Archive for Beaches

Big Waves on the North Shore

Talk about a nice coincidence.

Just in time for the annual Vans Triple Crown of Surfing, the big waves are coming into the famed North Shore of Oahu.

The first “Crown” begins with the Reef Hawaiian Pro, held in Haleiwa at Alii Beach Park, and runs from November 12-23, waves permitting.

Reports indicate waves at 12-15 feet, while forecasts are indicating waves running as high as 15-20 feet.

Conditions are good, and the crowds are large.

The nice thing about this annual spectacle – the admission is FREE.

During these conditions, it is highly advised that swimmers, waders, and amateur surfers stay out of the waves, as conditions can be very dangerous. Respect the waves from a comfortable vantage point on the warm sand.

Big Wave Surfing At Jaws on Maui, Hawaii

One of the most popular spots for big-wave surfers in Hawaii is a surf spot called Jaws on the island Maui in Hawaii. Jaws is located in Peahi, which is about 3 miles north of Paia off the Hana highway. The spot is called Jaws because of the massive waves it can generate during the winter months, between November and February.

Some of the wave faces can go as high as fifty feet, travelling up to thirty-five miles per hour! The waves at Jaws are not only large, they are also of high quality. Many other surf spots boast fifty foot high waves, but at Jaws, the rocks and reefs are shaped so that incoming swell energy is magnified, and clean right and left waves are produced. Here’s a photo:

Surfing at Jaws on Maui, Hawaii

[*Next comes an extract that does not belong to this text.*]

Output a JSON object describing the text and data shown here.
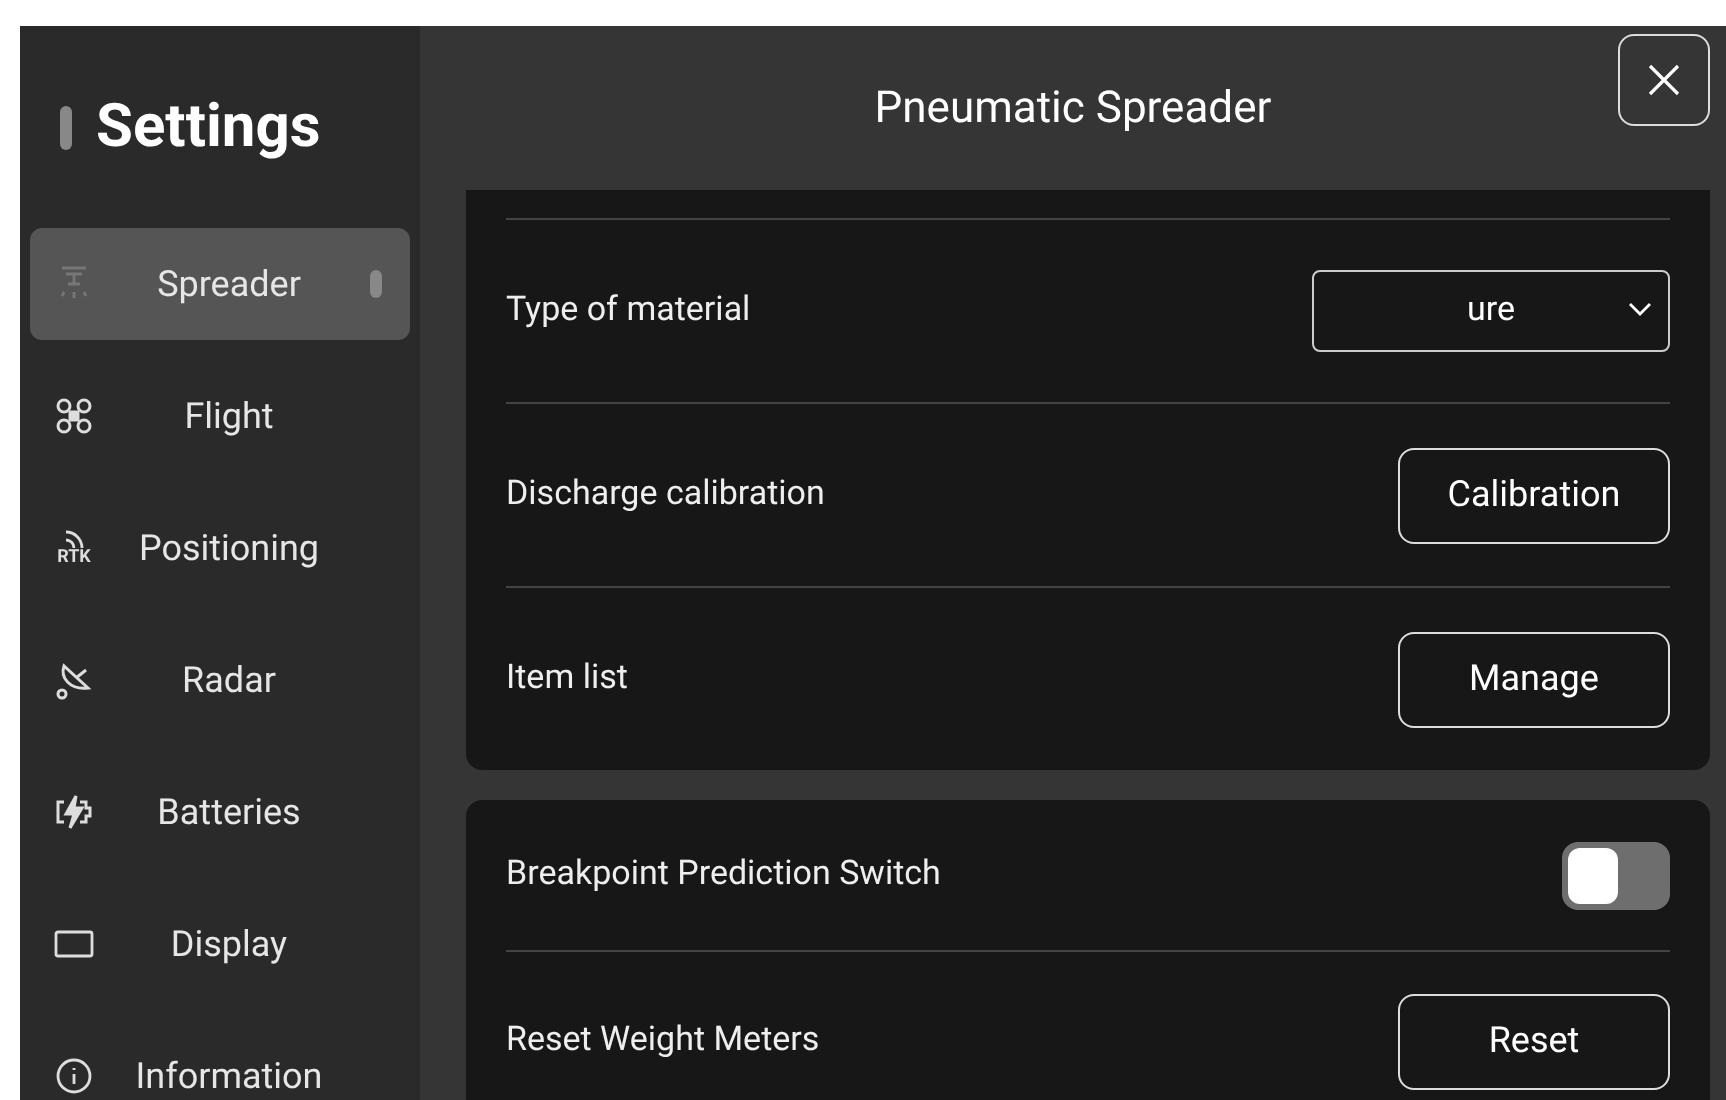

If you look carefully, the tiny speck near the wave crest in the photo above is a surfer – that gives you an idea of the wave’s scale.

During a big wave event, surfers must utilize a technique called “tow-in surfing”, whereby the surfer is towed into the area by jetski, or is dropped in above via helicopter. Needless to say, only the highest caliber professional surfers can even attempt to brave the high waves here.

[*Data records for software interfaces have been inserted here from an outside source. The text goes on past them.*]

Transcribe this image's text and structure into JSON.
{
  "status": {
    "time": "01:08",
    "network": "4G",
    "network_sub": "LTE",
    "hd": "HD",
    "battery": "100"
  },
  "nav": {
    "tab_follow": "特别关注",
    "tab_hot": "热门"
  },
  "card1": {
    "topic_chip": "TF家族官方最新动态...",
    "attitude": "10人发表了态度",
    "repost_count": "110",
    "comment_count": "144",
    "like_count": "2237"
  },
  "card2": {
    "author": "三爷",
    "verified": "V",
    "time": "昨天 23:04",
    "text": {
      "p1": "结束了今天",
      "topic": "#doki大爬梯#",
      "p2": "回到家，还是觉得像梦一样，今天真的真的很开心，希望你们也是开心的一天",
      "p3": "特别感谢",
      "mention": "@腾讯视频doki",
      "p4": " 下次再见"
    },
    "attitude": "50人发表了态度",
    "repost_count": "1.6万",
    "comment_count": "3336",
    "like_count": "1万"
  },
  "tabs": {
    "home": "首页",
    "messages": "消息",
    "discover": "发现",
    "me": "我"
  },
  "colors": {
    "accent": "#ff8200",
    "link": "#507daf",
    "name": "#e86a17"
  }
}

Jaws actually became so popular at one point that the roads were blocked with debris. Many pro surfers complained that tourists, incompetent surfers, and others that were showing up were crowding the beach. Thus the area is easy to get to.

However, if you are a big wave spectator, and are in the right place at the right time, there may be no better big wave viewing than at Jaws on Maui.

Oahu’s Banzai Pipeline

For those who are looking to see some serious surfing or waves in Hawaii, Oahu’s North Shore is the place to visit. More specifically, you can see a great surf spot at the Banzai Pipeline.

The Banzai Pipeline name comes from a combination of the surf break – Pipeline – and the beach – Banzai Beach.

Only well experienced surfers should surf there. There are many jagged reef elements and lava spires that can cut you up if you fall.

Surfers have options when surfing the Banzai Pipeline, because there are four waves. The most common is the First Reef, also known as Pipeline. This is the wave that is most surfed, and is most photographed.

It is a sobering place for Surfers – many people have died there while trying to master the treacherous waves. The number of deaths at the Pipeline have earned it the nickname the world’s deadliest wave, since more people have died there than any other surf spot.

If you enjoy watching surfing competitions, you can watch the Pipe Masters, which is the final spot of the WCT (World Championship Tour Surfing). The Pipeline Bodysurfing Classic is also held there every winter. Don’t miss out on experiencing the Banzai Pipeline if you are a true surfing fan.